How will George Osborne close the deficit after his U-Turns? Answer: he won't, of course. 

“Good governments U-Turn, and U-Turn frequently.” That’s Andrew Adonis’ maxim, and George Osborne borrowed heavily from him today, delivering two big U-Turns, on tax credits and on police funding. There will be no cuts to tax credits or to the police.

The Office for Budget Responsibility estimates that, in total, the government gave away £6.2 billion next year, more than half of which is the reverse to tax credits.

Osborne claims that he will still deliver his planned £12bn reduction in welfare. But, as I’ve written before, without cutting tax credits, it’s difficult to see how you can get £12bn out of the welfare bill. Here’s the OBR’s chart of welfare spending:

The government has already promised to protect child benefit and pension spending – in fact, it actually increased pensioner spending today. So all that’s left is tax credits. If the government is not going to cut them, where’s the £12bn come from?
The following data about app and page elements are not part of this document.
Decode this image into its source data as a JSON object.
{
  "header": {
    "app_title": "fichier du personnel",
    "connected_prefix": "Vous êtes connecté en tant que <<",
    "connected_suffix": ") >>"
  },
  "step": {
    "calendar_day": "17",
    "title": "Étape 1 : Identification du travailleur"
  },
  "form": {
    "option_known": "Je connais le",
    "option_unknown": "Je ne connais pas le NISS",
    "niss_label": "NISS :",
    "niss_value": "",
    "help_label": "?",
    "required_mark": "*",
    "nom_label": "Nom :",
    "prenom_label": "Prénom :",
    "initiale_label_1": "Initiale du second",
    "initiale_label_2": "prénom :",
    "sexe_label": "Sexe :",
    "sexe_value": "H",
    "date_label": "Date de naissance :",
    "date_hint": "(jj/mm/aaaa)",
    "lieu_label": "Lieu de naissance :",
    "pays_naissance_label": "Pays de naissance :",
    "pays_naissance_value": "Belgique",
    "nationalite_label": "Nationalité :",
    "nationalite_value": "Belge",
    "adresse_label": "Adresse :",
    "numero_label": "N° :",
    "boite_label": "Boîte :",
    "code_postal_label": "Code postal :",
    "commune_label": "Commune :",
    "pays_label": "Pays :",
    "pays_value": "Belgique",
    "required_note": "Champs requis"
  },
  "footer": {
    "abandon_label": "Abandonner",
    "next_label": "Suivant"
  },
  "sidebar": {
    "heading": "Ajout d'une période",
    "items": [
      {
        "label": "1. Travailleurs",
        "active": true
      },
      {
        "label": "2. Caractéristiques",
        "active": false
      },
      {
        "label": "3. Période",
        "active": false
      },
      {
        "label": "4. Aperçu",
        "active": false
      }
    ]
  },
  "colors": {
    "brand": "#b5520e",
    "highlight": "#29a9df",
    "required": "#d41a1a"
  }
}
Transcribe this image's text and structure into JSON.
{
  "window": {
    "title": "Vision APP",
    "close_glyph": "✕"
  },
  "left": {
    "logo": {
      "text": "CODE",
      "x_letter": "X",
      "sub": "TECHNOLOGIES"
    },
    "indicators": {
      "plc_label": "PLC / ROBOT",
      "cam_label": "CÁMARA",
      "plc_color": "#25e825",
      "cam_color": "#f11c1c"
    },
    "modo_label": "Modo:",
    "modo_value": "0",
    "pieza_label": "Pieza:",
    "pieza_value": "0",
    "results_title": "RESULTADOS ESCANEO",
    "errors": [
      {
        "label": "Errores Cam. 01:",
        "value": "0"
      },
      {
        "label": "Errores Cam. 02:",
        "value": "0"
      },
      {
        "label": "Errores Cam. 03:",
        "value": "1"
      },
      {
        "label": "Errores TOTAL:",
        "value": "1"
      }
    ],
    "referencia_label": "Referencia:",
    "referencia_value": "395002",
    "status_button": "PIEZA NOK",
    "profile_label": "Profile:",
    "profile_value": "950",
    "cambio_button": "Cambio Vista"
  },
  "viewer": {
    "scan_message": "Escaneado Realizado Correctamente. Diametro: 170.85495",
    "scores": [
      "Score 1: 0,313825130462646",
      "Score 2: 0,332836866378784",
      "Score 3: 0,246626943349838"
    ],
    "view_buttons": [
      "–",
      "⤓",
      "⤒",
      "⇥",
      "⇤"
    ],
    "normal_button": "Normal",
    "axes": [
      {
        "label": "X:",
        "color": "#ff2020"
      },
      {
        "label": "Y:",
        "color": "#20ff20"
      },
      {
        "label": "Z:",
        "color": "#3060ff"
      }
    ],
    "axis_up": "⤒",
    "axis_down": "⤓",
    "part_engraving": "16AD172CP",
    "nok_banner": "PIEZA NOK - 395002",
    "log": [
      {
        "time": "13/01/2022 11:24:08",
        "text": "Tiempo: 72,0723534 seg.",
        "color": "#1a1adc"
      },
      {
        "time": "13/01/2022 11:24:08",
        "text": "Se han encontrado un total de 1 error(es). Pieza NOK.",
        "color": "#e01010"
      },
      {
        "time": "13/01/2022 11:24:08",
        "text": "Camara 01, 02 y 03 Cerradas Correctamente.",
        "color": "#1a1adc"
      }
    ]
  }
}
A bit of clever accounting today got Osborne out of his hole. The Universal Credit, once it comes in in full, will replace tax credits anyway, allowing him to describe his U-Turn as a delay, not a full retreat. But the reality – as the Treasury has admitted privately for some time – is that the Universal Credit will never be wholly implemented. The pilot schemes – one of which, in Hammersmith, I have visited myself – are little more than Potemkin set-ups. Iain Duncan Smith’s Universal Credit will never be rolled out in full. The savings from switching from tax credits to Universal Credit will never materialise.

The £12bn is smaller, too, than it was this time last week. Instead of cutting £12bn from the welfare budget by 2017-8, the government will instead cut £12bn by the end of the parliament – a much smaller task.

That’s not to say that the cuts to departmental spending and welfare will be painless – far from it. Employment Support Allowance – what used to be called incapacity benefit and severe disablement benefit – will be cut down to the level of Jobseekers’ Allowance, while the government will erect further hurdles to claimants. Cuts to departmental spending will mean a further reduction in the numbers of public sector workers.  But it will be some way short of the reductions in welfare spending required to hit Osborne’s deficit reduction timetable.

So, where’s the money coming from? The answer is nowhere. What we'll instead get is five more years of the same: increasing household debt, austerity largely concentrated on the poorest, and yet more borrowing. As the last five years proved, the Conservatives don’t need to close the deficit to be re-elected. In fact, it may be that having the need to “finish the job” as a stick to beat Labour with actually helped the Tories in May. They have neither an economic imperative nor a political one to close the deficit. 

Stephen Bush is editor of the Staggers, the New Statesman’s political blog.